■ **WHAT IS BEING ASKED**:
The records that follow are to be reproduced exactly. Any pictures in them are left out.

====

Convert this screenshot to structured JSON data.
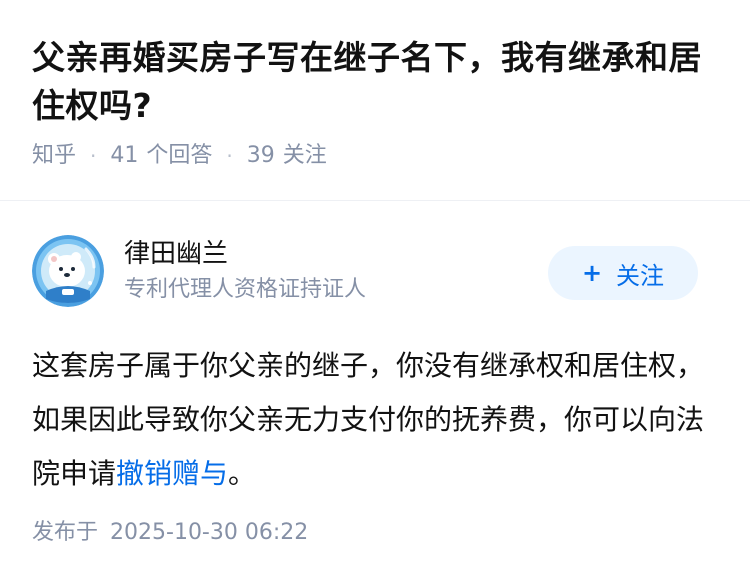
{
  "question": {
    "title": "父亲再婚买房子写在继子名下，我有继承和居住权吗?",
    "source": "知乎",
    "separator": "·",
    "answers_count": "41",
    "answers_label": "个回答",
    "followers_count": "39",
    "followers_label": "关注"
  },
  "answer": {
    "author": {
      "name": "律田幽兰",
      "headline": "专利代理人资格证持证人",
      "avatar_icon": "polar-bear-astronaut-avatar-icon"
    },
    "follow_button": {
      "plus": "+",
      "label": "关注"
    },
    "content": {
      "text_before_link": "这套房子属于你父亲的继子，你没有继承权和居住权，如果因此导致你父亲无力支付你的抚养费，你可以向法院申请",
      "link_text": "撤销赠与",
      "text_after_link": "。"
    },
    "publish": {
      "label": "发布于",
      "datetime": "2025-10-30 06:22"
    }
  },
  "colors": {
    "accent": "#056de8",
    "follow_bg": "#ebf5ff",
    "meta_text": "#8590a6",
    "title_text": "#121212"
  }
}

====

■ **WRITTEN REPLY**:
Convert this screenshot to structured JSON data.
{
  "question": {
    "title": "父亲再婚买房子写在继子名下，我有继承和居住权吗?",
    "source": "知乎",
    "separator": "·",
    "answers_count": "41",
    "answers_label": "个回答",
    "followers_count": "39",
    "followers_label": "关注"
  },
  "answer": {
    "author": {
      "name": "律田幽兰",
      "headline": "专利代理人资格证持证人",
      "avatar_icon": "polar-bear-astronaut-avatar-icon"
    },
    "follow_button": {
      "plus": "+",
      "label": "关注"
    },
    "content": {
      "text_before_link": "这套房子属于你父亲的继子，你没有继承权和居住权，如果因此导致你父亲无力支付你的抚养费，你可以向法院申请",
      "link_text": "撤销赠与",
      "text_after_link": "。"
    },
    "publish": {
      "label": "发布于",
      "datetime": "2025-10-30 06:22"
    }
  },
  "colors": {
    "accent": "#056de8",
    "follow_bg": "#ebf5ff",
    "meta_text": "#8590a6",
    "title_text": "#121212"
  }
}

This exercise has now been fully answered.